Luke 6:1-26 The Message (MSG)
In Charge of the Sabbath
6 1-2 On a certain Sabbath Jesus was walking through a field of ripe grain. His disciples were pulling off heads of grain, rubbing them in their hands to get rid of the chaff, and eating them. Some Pharisees said, “Why are you doing that, breaking a Sabbath rule?”
3-4 But Jesus stood up for them. “Have you never read what David and those with him did when they were hungry? How he entered the sanctuary and ate fresh bread off the altar, bread that no one but priests were allowed to eat? He also handed it out to his companions.”
5 Then he said, “The Son of Man is no slave to the Sabbath; he’s in charge.”
6-8 On another Sabbath he went to the meeting place and taught. There was a man there with a crippled right hand. The religion scholars and Pharisees had their eye on Jesus to see if he would heal the man, hoping to catch him in a Sabbath infraction. He knew what they were up to and spoke to the man with the crippled hand: “Get up and stand here before us.” He did.
9 Then Jesus addressed them, “Let me ask you something: What kind of action suits the Sabbath best? Doing good or doing evil? Helping people or leaving them helpless?”
10-11 He looked around, looked each one in the eye. He said to the man, “Hold out your hand.” He held it out—it was as good as new! They were beside themselves with anger, and started plotting how they might get even with him.
The Twelve Apostles
12-16 At about that same time he climbed a mountain to pray. He was there all night in prayer before God. The next day he summoned his disciples; from them he selected twelve he designated as apostles:
Simon, whom he named Peter,
17-21 Coming down off the mountain with them, he stood on a plain surrounded by disciples, and was soon joined by a huge congregation from all over Judea and Jerusalem, even from the seaside towns of Tyre and Sidon. They had come both to hear him and to be cured of their ailments. Those disturbed by evil spirits were healed. Everyone was trying to touch him—so much energy surging from him, so many people healed! Then he spoke:
You’re blessed when you’ve lost it all.
22-23 “Count yourself blessed every time someone cuts you down or throws you out, every time someone smears or blackens your name to discredit me. What it means is that the truth is too close for comfort and that that person is uncomfortable. You can be glad when that happens—skip like a lamb, if you like!—for even though they don’t like it, I do . . . and all heaven applauds. And know that you are in good company; my preachers and witnesses have always been treated like this.
Give Away Your Life
24 But it’s trouble ahead if you think you have it made.
25 And it’s trouble ahead if you’re satisfied with yourself.

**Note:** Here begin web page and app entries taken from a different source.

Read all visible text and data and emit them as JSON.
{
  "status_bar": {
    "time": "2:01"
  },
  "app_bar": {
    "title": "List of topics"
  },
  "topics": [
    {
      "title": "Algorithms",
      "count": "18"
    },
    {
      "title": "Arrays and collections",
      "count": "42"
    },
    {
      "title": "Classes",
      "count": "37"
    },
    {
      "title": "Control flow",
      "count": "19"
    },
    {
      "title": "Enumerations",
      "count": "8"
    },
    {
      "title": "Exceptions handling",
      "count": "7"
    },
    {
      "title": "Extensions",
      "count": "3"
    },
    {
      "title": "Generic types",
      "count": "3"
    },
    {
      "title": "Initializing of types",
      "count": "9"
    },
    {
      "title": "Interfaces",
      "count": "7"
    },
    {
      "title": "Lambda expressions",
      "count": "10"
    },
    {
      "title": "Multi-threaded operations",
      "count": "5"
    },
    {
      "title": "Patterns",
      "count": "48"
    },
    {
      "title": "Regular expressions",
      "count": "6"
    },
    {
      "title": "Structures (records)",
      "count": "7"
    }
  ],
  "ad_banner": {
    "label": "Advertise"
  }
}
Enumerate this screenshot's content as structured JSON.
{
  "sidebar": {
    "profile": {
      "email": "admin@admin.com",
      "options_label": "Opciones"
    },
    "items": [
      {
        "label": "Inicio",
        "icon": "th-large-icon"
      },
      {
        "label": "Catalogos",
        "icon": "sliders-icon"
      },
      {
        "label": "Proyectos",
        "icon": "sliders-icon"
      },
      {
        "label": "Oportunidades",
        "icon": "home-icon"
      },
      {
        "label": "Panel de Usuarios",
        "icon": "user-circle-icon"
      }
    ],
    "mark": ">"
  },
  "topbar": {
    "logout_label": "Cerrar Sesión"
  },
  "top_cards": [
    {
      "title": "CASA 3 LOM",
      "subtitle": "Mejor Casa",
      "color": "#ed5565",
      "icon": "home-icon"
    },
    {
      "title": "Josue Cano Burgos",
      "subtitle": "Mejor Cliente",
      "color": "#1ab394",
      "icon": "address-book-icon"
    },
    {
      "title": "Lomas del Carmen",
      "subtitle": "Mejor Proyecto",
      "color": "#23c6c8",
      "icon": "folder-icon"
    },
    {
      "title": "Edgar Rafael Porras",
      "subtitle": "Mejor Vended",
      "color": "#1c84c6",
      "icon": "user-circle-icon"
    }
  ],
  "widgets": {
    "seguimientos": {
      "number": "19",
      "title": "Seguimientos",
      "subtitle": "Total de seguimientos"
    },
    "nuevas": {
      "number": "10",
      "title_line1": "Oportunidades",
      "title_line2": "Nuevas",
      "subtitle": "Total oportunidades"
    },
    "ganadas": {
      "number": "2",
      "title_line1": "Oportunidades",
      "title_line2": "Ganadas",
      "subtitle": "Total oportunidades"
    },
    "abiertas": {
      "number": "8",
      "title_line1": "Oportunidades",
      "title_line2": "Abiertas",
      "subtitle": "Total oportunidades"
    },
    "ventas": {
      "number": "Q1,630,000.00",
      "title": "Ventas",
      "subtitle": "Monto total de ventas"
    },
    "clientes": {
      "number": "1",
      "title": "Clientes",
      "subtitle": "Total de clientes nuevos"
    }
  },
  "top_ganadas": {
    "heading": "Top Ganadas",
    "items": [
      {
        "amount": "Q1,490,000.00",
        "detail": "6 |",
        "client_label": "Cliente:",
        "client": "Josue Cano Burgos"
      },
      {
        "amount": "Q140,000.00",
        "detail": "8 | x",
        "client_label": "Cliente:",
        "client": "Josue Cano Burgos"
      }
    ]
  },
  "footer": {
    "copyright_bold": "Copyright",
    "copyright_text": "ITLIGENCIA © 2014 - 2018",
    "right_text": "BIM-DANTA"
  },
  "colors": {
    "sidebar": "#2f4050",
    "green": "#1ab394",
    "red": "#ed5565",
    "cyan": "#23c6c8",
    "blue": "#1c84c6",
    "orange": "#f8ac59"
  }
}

26 “There’s trouble ahead when you live only for the approval of others, saying what flatters them, doing what indulges them. Popularity contests are not truth contests—look how many scoundrel preachers were approved by your ancestors! Your task is to be true, not popular.